If you’re starting to suspect that life would be a lot easier, less expensive and more environmentally friendly if you didn’t own a car, you’re not alone. In the past several years, more and more people, especially those living in larger cities, are opting for public transportation and car sharing – a great choice for both the pocketbook and the environment.
According to market research firm projections, membership in car sharing programs is expected to grow to between 12 million and 26 million members by 2020 (in 2013, there were about 2.3 million car-sharers). Zipcar and other car sharing services, where cars are either borrowed from a dealership on an hourly or daily basis, as needed, or shared between individuals, are growing in popularity all over the Western world.
A number of surveys, including those by the US Public Interest Research Groups (PIRG), state that the shift towards car sharing and alternate modes of transportation is being led by millennials, individuals born after 1981. Many people of this age group are opting to live in the city, where personally owning a car is not as necessary as in rural areas.
One benefit of car sharing is a huge savings (sometimes several hundred dollars per month) in expenses, on insurance, gas and auto maintenance fees.
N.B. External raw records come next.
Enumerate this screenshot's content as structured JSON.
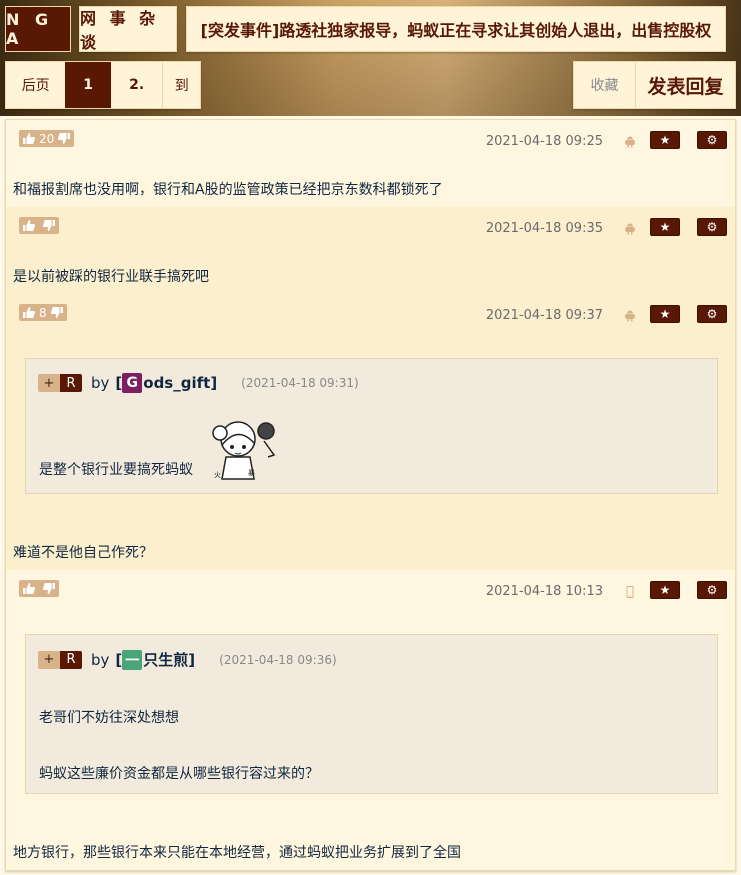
{
  "header": {
    "logo": "N G A",
    "forum": "网 事 杂 谈",
    "thread_title": "[突发事件]路透社独家报导，蚂蚁正在寻求让其创始人退出，出售控股权"
  },
  "pager": {
    "back": "后页",
    "page1": "1",
    "page2": "2.",
    "goto": "到"
  },
  "actions": {
    "favorite": "收藏",
    "reply": "发表回复"
  },
  "icons": {
    "star": "star-icon",
    "gear": "gear-icon"
  },
  "posts": [
    {
      "votes": "20",
      "time": "2021-04-18 09:25",
      "device": "android",
      "text": "和福报割席也没用啊，银行和A股的监管政策已经把京东数科都锁死了"
    },
    {
      "votes": "",
      "time": "2021-04-18 09:35",
      "device": "android",
      "text": "是以前被踩的银行业联手搞死吧"
    },
    {
      "votes": "8",
      "time": "2021-04-18 09:37",
      "device": "android",
      "quote": {
        "plus": "+",
        "r": "R",
        "by": "by",
        "avatar_letter": "G",
        "avatar_color": "#7b1f5f",
        "user_rest": "ods_gift",
        "bracket_open": "[",
        "bracket_close": "]",
        "time": "(2021-04-18 09:31)",
        "text": "是整个银行业要搞死蚂蚁"
      },
      "text": "难道不是他自己作死？"
    },
    {
      "votes": "",
      "time": "2021-04-18 10:13",
      "device": "iphone",
      "quote": {
        "plus": "+",
        "r": "R",
        "by": "by",
        "avatar_letter": "一",
        "avatar_color": "#4aa57a",
        "user_rest": "只生煎",
        "bracket_open": "[",
        "bracket_close": "]",
        "time": "(2021-04-18 09:36)",
        "text": "老哥们不妨往深处想想",
        "text2": "蚂蚁这些廉价资金都是从哪些银行容过来的？"
      },
      "text": "地方银行，那些银行本来只能在本地经营，通过蚂蚁把业务扩展到了全国"
    }
  ],
  "colors": {
    "brand_dark": "#591804",
    "panel": "#fff3d8",
    "post_light": "#fff6e0",
    "post_alt": "#fcefcd",
    "quote_bg": "#f2ebdd",
    "vote_bg": "#d8b38a"
  }
}
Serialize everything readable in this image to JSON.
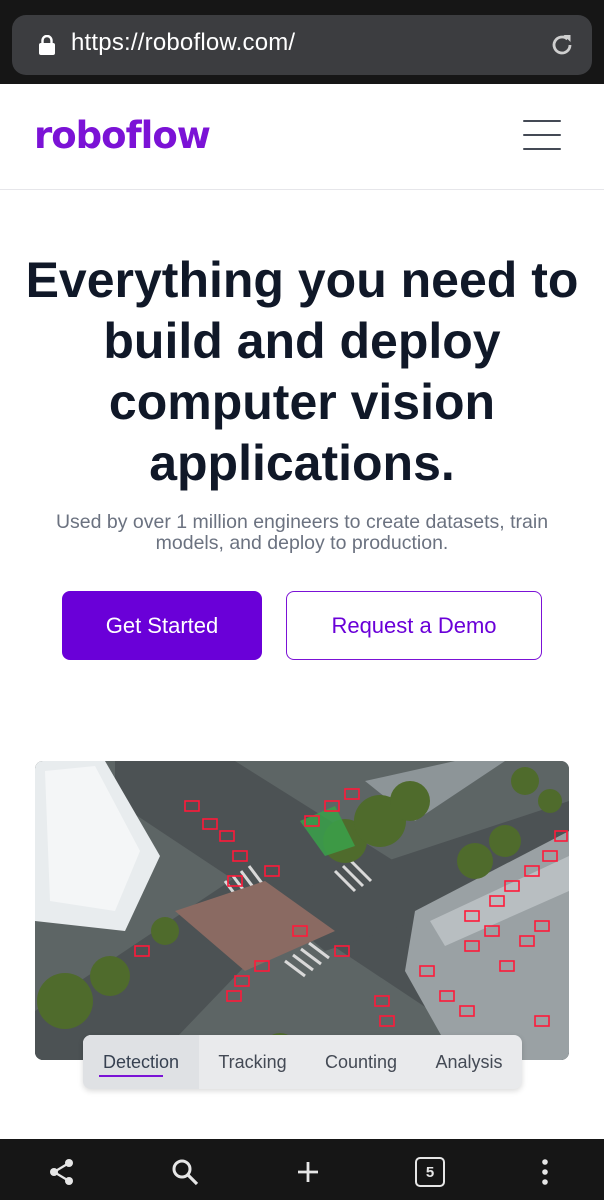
{
  "browser": {
    "url": "https://roboflow.com/",
    "tab_count": "5",
    "icons": [
      "lock-icon",
      "reload-icon",
      "share-icon",
      "search-icon",
      "plus-icon",
      "tabs-icon",
      "more-icon"
    ]
  },
  "header": {
    "logo": "roboflow",
    "menu_icon": "hamburger-menu-icon"
  },
  "hero": {
    "title": "Everything you need to build and deploy computer vision applications.",
    "subtitle": "Used by over 1 million engineers to create datasets, train models, and deploy to production.",
    "primary_cta": "Get Started",
    "secondary_cta": "Request a Demo"
  },
  "demo": {
    "tabs": [
      {
        "label": "Detection",
        "active": true
      },
      {
        "label": "Tracking",
        "active": false
      },
      {
        "label": "Counting",
        "active": false
      },
      {
        "label": "Analysis",
        "active": false
      }
    ]
  },
  "colors": {
    "brand": "#6a00d8",
    "logo": "#7b12d6",
    "title": "#101828",
    "subtitle": "#6b7280",
    "chrome": "#161616",
    "detection_box": "#ff1a3a"
  }
}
Emily LeClair, a Chicago resident and peer-to-peer car sharing user, says, “I think people are realizing that their car is something they can make money off of. People are realizing I don’t need to have one 365 days a year. I can just get one when I need one.”
Car sharing is also significantly beneficial to the environment. Less cars on the road means less gas emissions to wreak havoc on our already-endangered ozone layer. Indirectly, if less tax dollars are needed to expand roadways and build large parking structures, the money saved can go toward improving public transportation and green spaces, for those who prefer to walk and/or enjoy biking.
If less people are buying cars, it may mean trouble for auto manufacturers. However, according to Susan Shaheen, a transportation researcher at UC Berkeley, these companies have another option to get with the growing trend instead of railing against it. Shaheen says, “many automakers are now looking at mobility services as a new market opportunity in which they touch the daily lives of their customers by providing a variety of vehicles in different settings to meet their mobility needs.”
If you’re debating whether or not to buy a new vehicle – or keep your existing one – take a good look at the car sharing and public transportation options in your neighborhood. You may find you can save yourself a lot of headaches without a personal car – not to mention the perks for planet Earth.
-The Alternative Daily